Some rope work also was a feature.
1972 – 4th of July Celebration
5 day celebration June 30-July 4th
The calendar of events included: “Pioneer Heritage and Homecoming Day”, “Independence Salutes the Future” parade day (July 1st), “Religious Heritage Day”, “Young America and Ladies Day”, “Independence Day.”
Gov. Robert Ray served as ‘Parade Marshal’ while ‘Phantom Jets’ buzzed over Main Street in downtown Independence during the long parade on July 1st. The parade contained 9 bands and over 150 separate units. Thousands of persons of all ages lined both sides of Main Street to view the floats, displays, bands, dignitaries and various pieces of old machinery. The nightly “Independence Panorama” was held at the Jefferson Field-the first performance being cancelled due to rain. The Independence Panorama was a Historical Spectacular with a cast of over 300 local people. It dramatized the challenge facing modern man in the light of past, present, and projected history. It combined dance, drama, music, pictorial slide projections and special lighting effects in a magnificent total theatre experience. Seating accommodated over 2,000. A Hospitality Center was open as well as historical tours. Downtown businesses had many antique displays in their windows. The 125 page booklet “125 Years of Growth” was published with 2000 copies being sold. Exhibit Hall (Gateway to the Past) museum at the fairgrounds was open daily. Kangaroo Court was in session all five days.
The Buchanan Co. Historical Society has the contents of the “Time Capsule”.
BUCHANAN COUNTY FAIR SITE OF Early 4th of July Celebrations
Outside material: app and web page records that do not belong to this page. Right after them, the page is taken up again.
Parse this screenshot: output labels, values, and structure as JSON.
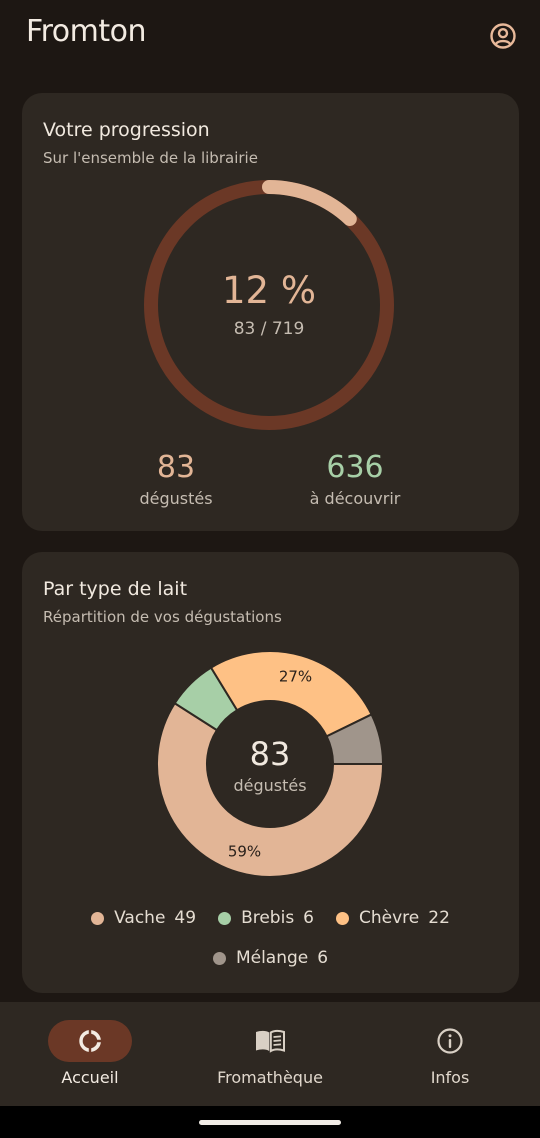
{
  "app": {
    "title": "Fromton",
    "account_icon": "account-circle-icon"
  },
  "progress": {
    "title": "Votre progression",
    "subtitle": "Sur l'ensemble de la librairie",
    "percent": 12,
    "percent_label": "12 %",
    "ratio_label": "83 / 719",
    "tasted": {
      "value": "83",
      "label": "dégustés"
    },
    "remaining": {
      "value": "636",
      "label": "à découvrir"
    },
    "colors": {
      "track": "#6b3826",
      "fill": "#e2b596",
      "tasted": "#e2b596",
      "remaining": "#a7cfa7"
    }
  },
  "milk": {
    "title": "Par type de lait",
    "subtitle": "Répartition de vos dégustations",
    "center_value": "83",
    "center_label": "dégustés",
    "legend": [
      {
        "name": "Vache",
        "count": "49",
        "color": "#e2b596"
      },
      {
        "name": "Brebis",
        "count": "6",
        "color": "#a7cfa7"
      },
      {
        "name": "Chèvre",
        "count": "22",
        "color": "#fec185"
      },
      {
        "name": "Mélange",
        "count": "6",
        "color": "#a0958b"
      }
    ],
    "slice_labels": {
      "vache": "59%",
      "chevre": "27%"
    }
  },
  "chart_data": {
    "type": "pie",
    "title": "Par type de lait",
    "categories": [
      "Vache",
      "Brebis",
      "Chèvre",
      "Mélange"
    ],
    "values": [
      49,
      6,
      22,
      6
    ],
    "colors": [
      "#e2b596",
      "#a7cfa7",
      "#fec185",
      "#a0958b"
    ],
    "data_labels": [
      "59%",
      "",
      "27%",
      ""
    ]
  },
  "nav": {
    "items": [
      {
        "label": "Accueil",
        "icon": "donut-chart-icon",
        "active": true
      },
      {
        "label": "Fromathèque",
        "icon": "book-icon",
        "active": false
      },
      {
        "label": "Infos",
        "icon": "info-icon",
        "active": false
      }
    ],
    "active_color": "#6b3826"
  }
}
The County Fair Board also has sponsored an annual 4th of July celebration at the fairgrounds which each year attracted several thousand holiday spectators.